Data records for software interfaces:
══════
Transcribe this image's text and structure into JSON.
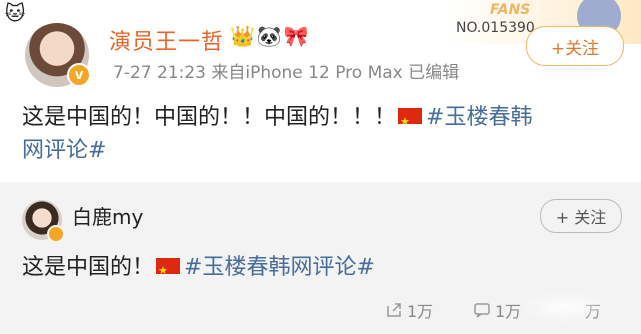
{
  "post": {
    "username": "演员王一哲",
    "emoji": "👑🐼🎀",
    "meta": "7-27 21:23  来自iPhone 12 Pro Max  已编辑",
    "follow_label": "+关注",
    "fans_card": {
      "label": "FANS",
      "number": "NO.015390"
    },
    "text_part": "这是中国的！中国的！！中国的！！！",
    "tag_line1": "#玉楼春韩",
    "tag_line2": "网评论#"
  },
  "repost": {
    "username": "白鹿my",
    "follow_label": "+ 关注",
    "text_part": "这是中国的！",
    "tag": "#玉楼春韩网评论#",
    "stats": {
      "reposts": "1万",
      "comments": "1万",
      "likes": "万"
    }
  },
  "colors": {
    "username": "#e8652a",
    "hashtag": "#466d9c",
    "follow_border": "#f0b66a"
  }
}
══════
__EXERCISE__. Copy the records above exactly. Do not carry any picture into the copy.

__SOLUTION TO THIS TASK__.
Transcribe this image's text and structure into JSON.
{
  "post": {
    "username": "演员王一哲",
    "emoji": "👑🐼🎀",
    "meta": "7-27 21:23  来自iPhone 12 Pro Max  已编辑",
    "follow_label": "+关注",
    "fans_card": {
      "label": "FANS",
      "number": "NO.015390"
    },
    "text_part": "这是中国的！中国的！！中国的！！！",
    "tag_line1": "#玉楼春韩",
    "tag_line2": "网评论#"
  },
  "repost": {
    "username": "白鹿my",
    "follow_label": "+ 关注",
    "text_part": "这是中国的！",
    "tag": "#玉楼春韩网评论#",
    "stats": {
      "reposts": "1万",
      "comments": "1万",
      "likes": "万"
    }
  },
  "colors": {
    "username": "#e8652a",
    "hashtag": "#466d9c",
    "follow_border": "#f0b66a"
  }
}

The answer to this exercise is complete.